▶ **What you should do**
In the entries below, find each line with the string "ادمن" and copy it.

*** Provided records Section Begins ***

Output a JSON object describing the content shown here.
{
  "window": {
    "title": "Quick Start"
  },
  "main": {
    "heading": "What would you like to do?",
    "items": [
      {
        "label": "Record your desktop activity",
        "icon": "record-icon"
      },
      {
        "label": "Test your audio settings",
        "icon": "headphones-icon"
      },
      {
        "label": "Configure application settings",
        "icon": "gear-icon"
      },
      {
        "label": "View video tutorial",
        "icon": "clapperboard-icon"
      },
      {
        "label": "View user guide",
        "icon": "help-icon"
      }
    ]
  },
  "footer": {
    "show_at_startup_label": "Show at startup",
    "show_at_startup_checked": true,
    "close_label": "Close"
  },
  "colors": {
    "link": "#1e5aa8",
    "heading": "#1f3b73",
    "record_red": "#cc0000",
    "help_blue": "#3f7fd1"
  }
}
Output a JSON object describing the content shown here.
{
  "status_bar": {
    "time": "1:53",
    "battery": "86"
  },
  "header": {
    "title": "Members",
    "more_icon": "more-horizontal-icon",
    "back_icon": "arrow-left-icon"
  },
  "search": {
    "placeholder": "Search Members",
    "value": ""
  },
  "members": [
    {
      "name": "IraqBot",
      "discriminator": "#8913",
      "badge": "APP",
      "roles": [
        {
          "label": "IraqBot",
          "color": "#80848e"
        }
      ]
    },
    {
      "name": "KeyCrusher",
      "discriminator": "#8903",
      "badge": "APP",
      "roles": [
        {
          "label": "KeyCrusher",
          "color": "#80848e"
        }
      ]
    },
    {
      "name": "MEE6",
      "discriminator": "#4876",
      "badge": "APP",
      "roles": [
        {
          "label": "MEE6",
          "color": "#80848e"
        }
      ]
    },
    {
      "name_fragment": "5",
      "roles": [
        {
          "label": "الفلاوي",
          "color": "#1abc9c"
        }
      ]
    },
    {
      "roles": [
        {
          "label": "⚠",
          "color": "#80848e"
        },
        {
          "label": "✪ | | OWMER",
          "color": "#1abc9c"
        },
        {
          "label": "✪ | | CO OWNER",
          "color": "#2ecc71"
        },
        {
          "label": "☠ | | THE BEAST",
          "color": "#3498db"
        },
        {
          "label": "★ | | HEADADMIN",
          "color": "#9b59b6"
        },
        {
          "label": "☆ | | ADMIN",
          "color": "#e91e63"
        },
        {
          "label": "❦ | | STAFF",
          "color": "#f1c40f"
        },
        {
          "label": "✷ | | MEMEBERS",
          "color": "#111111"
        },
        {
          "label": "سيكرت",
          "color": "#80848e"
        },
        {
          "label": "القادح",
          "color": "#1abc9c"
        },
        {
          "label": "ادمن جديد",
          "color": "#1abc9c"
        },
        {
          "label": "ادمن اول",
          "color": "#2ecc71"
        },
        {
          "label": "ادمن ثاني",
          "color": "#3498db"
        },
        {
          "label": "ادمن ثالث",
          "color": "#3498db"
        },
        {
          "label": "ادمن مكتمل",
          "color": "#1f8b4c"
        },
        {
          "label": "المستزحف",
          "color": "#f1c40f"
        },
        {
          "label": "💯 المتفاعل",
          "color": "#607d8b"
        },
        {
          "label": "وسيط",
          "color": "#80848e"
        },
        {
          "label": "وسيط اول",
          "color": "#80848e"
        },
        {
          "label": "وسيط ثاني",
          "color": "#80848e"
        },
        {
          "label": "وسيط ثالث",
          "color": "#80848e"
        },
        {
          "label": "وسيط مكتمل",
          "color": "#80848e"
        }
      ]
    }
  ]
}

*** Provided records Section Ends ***

▶ **Answer to this task**
          "label": "ادمن جديد",
          "label": "ادمن اول",
          "label": "ادمن ثاني",
          "label": "ادمن ثالث",
          "label": "ادمن مكتمل",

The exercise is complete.